Dataset items:
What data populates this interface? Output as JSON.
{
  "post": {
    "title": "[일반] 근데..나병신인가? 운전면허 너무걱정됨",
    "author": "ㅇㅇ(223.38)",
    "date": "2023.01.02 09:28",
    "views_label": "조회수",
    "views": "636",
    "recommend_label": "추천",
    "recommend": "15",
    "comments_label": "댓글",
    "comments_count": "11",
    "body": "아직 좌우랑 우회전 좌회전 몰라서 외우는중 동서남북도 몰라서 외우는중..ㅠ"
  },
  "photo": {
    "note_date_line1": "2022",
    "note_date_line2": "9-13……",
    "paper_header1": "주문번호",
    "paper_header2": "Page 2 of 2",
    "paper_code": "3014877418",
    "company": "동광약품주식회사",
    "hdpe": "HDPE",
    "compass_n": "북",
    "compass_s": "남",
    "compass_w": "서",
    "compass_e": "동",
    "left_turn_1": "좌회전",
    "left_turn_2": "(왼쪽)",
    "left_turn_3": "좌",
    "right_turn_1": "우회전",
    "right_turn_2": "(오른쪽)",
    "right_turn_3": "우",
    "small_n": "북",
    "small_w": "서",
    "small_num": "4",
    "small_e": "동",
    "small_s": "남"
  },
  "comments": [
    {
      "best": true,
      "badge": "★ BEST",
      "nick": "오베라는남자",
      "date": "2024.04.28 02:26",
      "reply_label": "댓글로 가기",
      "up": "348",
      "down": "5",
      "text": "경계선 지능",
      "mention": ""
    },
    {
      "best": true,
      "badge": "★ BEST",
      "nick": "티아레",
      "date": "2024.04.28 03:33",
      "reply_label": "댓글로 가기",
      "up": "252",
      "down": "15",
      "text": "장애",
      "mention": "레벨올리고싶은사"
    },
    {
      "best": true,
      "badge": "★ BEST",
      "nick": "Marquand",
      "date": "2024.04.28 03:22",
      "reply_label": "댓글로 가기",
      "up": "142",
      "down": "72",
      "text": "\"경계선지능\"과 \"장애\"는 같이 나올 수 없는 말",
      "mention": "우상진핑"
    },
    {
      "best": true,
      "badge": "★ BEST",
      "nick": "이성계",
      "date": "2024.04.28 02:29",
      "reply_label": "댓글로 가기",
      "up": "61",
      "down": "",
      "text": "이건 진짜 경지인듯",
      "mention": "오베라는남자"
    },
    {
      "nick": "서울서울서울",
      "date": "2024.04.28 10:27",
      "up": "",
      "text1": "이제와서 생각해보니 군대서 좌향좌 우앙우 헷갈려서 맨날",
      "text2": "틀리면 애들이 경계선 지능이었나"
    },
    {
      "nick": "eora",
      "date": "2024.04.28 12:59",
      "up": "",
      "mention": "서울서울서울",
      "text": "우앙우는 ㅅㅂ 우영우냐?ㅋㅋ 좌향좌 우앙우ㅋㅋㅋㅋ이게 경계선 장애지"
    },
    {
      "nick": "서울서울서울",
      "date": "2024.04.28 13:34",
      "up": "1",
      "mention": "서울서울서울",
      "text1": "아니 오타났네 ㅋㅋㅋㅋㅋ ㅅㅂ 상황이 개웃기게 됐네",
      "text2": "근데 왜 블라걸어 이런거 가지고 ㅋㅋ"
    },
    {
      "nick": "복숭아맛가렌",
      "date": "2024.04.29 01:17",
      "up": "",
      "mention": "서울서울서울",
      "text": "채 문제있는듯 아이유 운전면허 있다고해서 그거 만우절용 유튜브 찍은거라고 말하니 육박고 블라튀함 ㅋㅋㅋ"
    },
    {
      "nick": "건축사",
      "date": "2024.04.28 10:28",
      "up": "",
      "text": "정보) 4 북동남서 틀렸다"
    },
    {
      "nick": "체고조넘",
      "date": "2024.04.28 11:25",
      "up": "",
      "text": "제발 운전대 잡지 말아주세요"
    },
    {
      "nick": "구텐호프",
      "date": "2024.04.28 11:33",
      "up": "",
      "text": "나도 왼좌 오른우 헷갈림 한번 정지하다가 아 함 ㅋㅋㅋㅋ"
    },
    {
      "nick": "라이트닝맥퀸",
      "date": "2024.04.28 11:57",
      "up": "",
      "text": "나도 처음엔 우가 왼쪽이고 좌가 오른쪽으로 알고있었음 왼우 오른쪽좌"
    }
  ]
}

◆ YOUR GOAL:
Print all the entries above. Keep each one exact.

◆ COMPLETED TASK:
What data populates this interface? Output as JSON.
{
  "post": {
    "title": "[일반] 근데..나병신인가? 운전면허 너무걱정됨",
    "author": "ㅇㅇ(223.38)",
    "date": "2023.01.02 09:28",
    "views_label": "조회수",
    "views": "636",
    "recommend_label": "추천",
    "recommend": "15",
    "comments_label": "댓글",
    "comments_count": "11",
    "body": "아직 좌우랑 우회전 좌회전 몰라서 외우는중 동서남북도 몰라서 외우는중..ㅠ"
  },
  "photo": {
    "note_date_line1": "2022",
    "note_date_line2": "9-13……",
    "paper_header1": "주문번호",
    "paper_header2": "Page 2 of 2",
    "paper_code": "3014877418",
    "company": "동광약품주식회사",
    "hdpe": "HDPE",
    "compass_n": "북",
    "compass_s": "남",
    "compass_w": "서",
    "compass_e": "동",
    "left_turn_1": "좌회전",
    "left_turn_2": "(왼쪽)",
    "left_turn_3": "좌",
    "right_turn_1": "우회전",
    "right_turn_2": "(오른쪽)",
    "right_turn_3": "우",
    "small_n": "북",
    "small_w": "서",
    "small_num": "4",
    "small_e": "동",
    "small_s": "남"
  },
  "comments": [
    {
      "best": true,
      "badge": "★ BEST",
      "nick": "오베라는남자",
      "date": "2024.04.28 02:26",
      "reply_label": "댓글로 가기",
      "up": "348",
      "down": "5",
      "text": "경계선 지능",
      "mention": ""
    },
    {
      "best": true,
      "badge": "★ BEST",
      "nick": "티아레",
      "date": "2024.04.28 03:33",
      "reply_label": "댓글로 가기",
      "up": "252",
      "down": "15",
      "text": "장애",
      "mention": "레벨올리고싶은사"
    },
    {
      "best": true,
      "badge": "★ BEST",
      "nick": "Marquand",
      "date": "2024.04.28 03:22",
      "reply_label": "댓글로 가기",
      "up": "142",
      "down": "72",
      "text": "\"경계선지능\"과 \"장애\"는 같이 나올 수 없는 말",
      "mention": "우상진핑"
    },
    {
      "best": true,
      "badge": "★ BEST",
      "nick": "이성계",
      "date": "2024.04.28 02:29",
      "reply_label": "댓글로 가기",
      "up": "61",
      "down": "",
      "text": "이건 진짜 경지인듯",
      "mention": "오베라는남자"
    },
    {
      "nick": "서울서울서울",
      "date": "2024.04.28 10:27",
      "up": "",
      "text1": "이제와서 생각해보니 군대서 좌향좌 우앙우 헷갈려서 맨날",
      "text2": "틀리면 애들이 경계선 지능이었나"
    },
    {
      "nick": "eora",
      "date": "2024.04.28 12:59",
      "up": "",
      "mention": "서울서울서울",
      "text": "우앙우는 ㅅㅂ 우영우냐?ㅋㅋ 좌향좌 우앙우ㅋㅋㅋㅋ이게 경계선 장애지"
    },
    {
      "nick": "서울서울서울",
      "date": "2024.04.28 13:34",
      "up": "1",
      "mention": "서울서울서울",
      "text1": "아니 오타났네 ㅋㅋㅋㅋㅋ ㅅㅂ 상황이 개웃기게 됐네",
      "text2": "근데 왜 블라걸어 이런거 가지고 ㅋㅋ"
    },
    {
      "nick": "복숭아맛가렌",
      "date": "2024.04.29 01:17",
      "up": "",
      "mention": "서울서울서울",
      "text": "채 문제있는듯 아이유 운전면허 있다고해서 그거 만우절용 유튜브 찍은거라고 말하니 육박고 블라튀함 ㅋㅋㅋ"
    },
    {
      "nick": "건축사",
      "date": "2024.04.28 10:28",
      "up": "",
      "text": "정보) 4 북동남서 틀렸다"
    },
    {
      "nick": "체고조넘",
      "date": "2024.04.28 11:25",
      "up": "",
      "text": "제발 운전대 잡지 말아주세요"
    },
    {
      "nick": "구텐호프",
      "date": "2024.04.28 11:33",
      "up": "",
      "text": "나도 왼좌 오른우 헷갈림 한번 정지하다가 아 함 ㅋㅋㅋㅋ"
    },
    {
      "nick": "라이트닝맥퀸",
      "date": "2024.04.28 11:57",
      "up": "",
      "text": "나도 처음엔 우가 왼쪽이고 좌가 오른쪽으로 알고있었음 왼우 오른쪽좌"
    }
  ]
}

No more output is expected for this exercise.